### WHAT THIS TASK INVOLVES
Pull every line of the entries that has the word "options".

### RECORDS FOR THIS EXERCISE
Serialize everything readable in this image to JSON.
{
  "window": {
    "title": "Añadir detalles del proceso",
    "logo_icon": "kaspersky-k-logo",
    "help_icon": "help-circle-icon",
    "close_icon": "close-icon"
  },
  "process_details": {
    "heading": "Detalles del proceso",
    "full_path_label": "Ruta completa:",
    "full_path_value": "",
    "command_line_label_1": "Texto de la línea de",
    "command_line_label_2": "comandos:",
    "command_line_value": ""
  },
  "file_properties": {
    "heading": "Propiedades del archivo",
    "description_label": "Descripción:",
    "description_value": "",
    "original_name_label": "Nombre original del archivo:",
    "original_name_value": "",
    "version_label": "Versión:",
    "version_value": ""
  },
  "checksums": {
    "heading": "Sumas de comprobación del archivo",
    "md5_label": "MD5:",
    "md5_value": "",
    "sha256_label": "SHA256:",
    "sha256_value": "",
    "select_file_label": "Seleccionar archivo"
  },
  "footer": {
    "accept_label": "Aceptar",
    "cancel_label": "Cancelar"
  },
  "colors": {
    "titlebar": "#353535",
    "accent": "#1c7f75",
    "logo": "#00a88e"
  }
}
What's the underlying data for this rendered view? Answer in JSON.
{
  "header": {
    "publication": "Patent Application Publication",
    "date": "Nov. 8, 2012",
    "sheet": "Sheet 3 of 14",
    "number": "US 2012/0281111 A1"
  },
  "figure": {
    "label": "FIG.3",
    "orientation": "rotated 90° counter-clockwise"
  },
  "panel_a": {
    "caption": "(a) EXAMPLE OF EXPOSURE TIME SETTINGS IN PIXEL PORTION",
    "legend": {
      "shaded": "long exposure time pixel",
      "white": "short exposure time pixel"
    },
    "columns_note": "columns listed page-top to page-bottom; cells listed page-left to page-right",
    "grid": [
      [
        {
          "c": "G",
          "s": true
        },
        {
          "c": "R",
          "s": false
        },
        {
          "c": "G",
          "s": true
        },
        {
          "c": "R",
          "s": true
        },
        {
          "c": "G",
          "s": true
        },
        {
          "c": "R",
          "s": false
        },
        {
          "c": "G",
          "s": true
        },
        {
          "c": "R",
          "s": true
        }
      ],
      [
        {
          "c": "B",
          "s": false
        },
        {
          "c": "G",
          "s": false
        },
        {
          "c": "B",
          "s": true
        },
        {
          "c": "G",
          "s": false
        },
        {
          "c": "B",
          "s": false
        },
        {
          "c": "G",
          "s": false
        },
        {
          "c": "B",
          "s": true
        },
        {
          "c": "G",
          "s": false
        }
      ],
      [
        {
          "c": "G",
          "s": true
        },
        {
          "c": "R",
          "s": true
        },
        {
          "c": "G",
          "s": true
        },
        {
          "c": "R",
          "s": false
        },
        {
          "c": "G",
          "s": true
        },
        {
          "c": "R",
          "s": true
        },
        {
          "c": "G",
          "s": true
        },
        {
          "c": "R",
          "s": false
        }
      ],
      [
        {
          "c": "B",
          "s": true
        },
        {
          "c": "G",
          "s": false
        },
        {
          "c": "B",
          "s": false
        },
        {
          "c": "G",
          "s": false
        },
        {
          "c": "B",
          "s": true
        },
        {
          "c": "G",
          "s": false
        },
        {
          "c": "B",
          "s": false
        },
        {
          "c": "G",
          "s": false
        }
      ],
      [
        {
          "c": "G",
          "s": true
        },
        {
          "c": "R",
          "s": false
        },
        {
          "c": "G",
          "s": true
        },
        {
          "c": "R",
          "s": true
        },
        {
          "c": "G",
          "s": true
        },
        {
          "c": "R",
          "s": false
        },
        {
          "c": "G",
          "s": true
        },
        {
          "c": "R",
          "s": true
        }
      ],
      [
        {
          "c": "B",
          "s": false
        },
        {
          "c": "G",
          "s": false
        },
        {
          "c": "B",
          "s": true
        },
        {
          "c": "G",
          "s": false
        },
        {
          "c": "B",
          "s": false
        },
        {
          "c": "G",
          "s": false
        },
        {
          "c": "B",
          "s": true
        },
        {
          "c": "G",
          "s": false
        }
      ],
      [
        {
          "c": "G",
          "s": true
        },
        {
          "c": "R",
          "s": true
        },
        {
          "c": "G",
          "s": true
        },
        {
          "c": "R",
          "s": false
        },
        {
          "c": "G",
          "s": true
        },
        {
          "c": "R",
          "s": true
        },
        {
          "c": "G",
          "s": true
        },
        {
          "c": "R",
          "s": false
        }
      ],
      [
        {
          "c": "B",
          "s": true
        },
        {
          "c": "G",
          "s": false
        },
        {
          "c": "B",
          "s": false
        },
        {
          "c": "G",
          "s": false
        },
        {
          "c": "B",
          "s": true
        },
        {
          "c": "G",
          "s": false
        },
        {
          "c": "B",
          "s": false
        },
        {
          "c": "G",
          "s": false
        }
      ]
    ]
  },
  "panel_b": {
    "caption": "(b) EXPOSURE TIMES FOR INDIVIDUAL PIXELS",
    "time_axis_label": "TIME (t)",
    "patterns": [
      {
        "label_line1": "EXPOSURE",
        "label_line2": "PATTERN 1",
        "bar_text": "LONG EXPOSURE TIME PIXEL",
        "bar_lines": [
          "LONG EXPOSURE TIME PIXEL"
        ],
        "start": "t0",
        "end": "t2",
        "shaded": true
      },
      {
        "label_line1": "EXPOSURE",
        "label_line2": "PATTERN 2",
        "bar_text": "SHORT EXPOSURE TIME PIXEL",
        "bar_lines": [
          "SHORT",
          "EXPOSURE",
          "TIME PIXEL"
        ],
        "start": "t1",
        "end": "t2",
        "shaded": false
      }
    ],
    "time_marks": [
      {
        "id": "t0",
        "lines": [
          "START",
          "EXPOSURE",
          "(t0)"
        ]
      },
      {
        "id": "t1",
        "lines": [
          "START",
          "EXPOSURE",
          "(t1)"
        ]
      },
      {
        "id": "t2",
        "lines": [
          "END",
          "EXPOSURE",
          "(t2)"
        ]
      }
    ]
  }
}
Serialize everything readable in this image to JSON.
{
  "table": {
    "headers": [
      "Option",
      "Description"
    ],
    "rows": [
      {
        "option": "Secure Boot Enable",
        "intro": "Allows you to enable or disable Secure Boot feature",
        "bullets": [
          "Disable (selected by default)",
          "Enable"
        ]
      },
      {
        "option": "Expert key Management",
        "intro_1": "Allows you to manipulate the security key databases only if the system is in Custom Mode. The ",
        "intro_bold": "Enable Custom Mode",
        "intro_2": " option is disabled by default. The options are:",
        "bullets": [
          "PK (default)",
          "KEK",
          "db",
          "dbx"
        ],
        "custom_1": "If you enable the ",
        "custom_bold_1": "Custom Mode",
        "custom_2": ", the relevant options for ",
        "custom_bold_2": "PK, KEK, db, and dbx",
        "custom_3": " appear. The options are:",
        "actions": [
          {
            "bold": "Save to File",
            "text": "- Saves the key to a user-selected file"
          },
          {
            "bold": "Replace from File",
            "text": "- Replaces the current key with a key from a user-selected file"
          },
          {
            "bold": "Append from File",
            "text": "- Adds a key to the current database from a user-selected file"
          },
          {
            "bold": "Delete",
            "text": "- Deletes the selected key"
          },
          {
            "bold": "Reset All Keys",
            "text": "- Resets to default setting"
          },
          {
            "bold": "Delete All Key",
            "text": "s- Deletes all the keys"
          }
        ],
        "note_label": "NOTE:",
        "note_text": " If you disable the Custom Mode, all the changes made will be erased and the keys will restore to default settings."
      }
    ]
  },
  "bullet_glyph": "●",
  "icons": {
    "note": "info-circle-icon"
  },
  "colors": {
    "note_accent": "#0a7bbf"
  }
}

### ANSWER AREA
        "intro_2": " option is disabled by default. The options are:",
        "custom_2": ", the relevant options for ",
        "custom_3": " appear. The options are:",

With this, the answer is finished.